Chocolate contains much more theobromine than it does caffeine (over 200 milligrams in 50 grams of dark chocolate), and cacao plants are one of the leading sources of theobromine. In fact, the name of the chemical comes from the scientific name for the cacao plant, theobroma cacao.
Both caffeine and theobromine are part of a class of chemicals called methylxanthines, a name which refers to shared elements of their chemical makeup. While they have a similar chemical structure, however, caffeine and theobromine have different effects on humans.
What is the effect of theobromine on humans?

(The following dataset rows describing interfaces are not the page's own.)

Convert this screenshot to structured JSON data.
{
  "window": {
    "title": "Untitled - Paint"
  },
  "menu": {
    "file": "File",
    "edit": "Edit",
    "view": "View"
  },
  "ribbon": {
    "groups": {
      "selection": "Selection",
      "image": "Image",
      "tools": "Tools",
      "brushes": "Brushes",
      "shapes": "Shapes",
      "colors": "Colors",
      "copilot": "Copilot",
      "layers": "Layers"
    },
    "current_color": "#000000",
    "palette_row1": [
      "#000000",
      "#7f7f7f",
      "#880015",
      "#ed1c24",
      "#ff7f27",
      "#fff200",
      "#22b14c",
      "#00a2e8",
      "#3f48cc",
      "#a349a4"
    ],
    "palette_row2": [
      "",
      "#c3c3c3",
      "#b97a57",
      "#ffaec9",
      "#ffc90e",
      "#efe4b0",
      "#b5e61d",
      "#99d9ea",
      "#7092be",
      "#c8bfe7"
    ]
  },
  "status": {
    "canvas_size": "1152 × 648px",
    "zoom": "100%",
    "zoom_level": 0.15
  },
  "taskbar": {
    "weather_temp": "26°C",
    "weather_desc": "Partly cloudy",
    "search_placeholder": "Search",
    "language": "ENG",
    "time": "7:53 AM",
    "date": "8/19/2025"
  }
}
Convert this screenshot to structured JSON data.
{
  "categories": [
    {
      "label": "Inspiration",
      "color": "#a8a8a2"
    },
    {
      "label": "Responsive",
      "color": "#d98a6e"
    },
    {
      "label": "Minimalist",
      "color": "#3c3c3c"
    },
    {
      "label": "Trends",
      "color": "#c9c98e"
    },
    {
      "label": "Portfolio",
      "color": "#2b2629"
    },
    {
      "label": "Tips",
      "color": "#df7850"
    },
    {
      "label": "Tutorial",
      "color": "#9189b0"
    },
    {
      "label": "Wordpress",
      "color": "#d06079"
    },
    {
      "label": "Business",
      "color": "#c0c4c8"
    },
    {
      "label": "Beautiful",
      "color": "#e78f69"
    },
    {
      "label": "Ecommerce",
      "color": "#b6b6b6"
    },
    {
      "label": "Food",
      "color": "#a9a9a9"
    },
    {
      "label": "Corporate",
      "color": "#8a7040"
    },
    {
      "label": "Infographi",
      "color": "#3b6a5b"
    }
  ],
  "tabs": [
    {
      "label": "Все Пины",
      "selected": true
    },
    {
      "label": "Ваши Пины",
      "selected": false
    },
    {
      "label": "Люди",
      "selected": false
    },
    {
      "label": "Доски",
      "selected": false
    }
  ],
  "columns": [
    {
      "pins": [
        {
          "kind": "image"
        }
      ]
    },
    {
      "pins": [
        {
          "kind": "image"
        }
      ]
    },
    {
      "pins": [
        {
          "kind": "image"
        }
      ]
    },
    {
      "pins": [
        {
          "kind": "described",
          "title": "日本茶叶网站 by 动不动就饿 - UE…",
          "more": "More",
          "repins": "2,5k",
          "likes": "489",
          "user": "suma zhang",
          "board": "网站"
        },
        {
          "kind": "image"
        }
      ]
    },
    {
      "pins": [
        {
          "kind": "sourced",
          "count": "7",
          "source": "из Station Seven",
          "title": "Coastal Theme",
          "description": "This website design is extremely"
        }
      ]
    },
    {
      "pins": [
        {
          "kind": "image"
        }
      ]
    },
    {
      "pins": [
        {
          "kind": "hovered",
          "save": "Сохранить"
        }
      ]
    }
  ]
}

Being the most widely-used drug in the world, it’s no secret that one of caffeine’s characteristic effects is that it makes you feel more alert. There is little evidence, however, that theobromine on its own has a similar effect.
In combination, however, like they are found in chocolate, there is evidence that caffeine and theobromine can have a stimulating effect without the increase in blood pressure usually associated with caffeine alone.
Furthermore, some research has suggested that in moderate doses, theobromine might have some anti-inflammatory effects and be beneficial for heart health.
It’s worth noting that the effects of theobromine on humans is a fairly new area of study, and more research is necessary to fully understand this subject.
We do know for certain, however, that the theobromine and caffeine in chocolate can be poisonous to dogs, causing potentially fatal heart problems given the right dose.
Nothing to lose sleep over
While it’s part of what makes chocolate dangerous for dogs, for people, there’s nothing to be concerned about when it comes to the caffeine in chocolate.
Though both dark and milk chocolates contain caffeine, you can rest assured knowing that a moderate serving of either doesn’t have enough of the stimulant to keep you from falling asleep or to make you feel overly anxious.
There is even some limited evidence to suggest that caffeine — and its fellow methylxanthine, theobromine — can have some beneficial effects in the doses they’re present at in chocolate.
So if you’re concerned about how eating chocolate may impact your health, caffeine shouldn’t cause you any worries.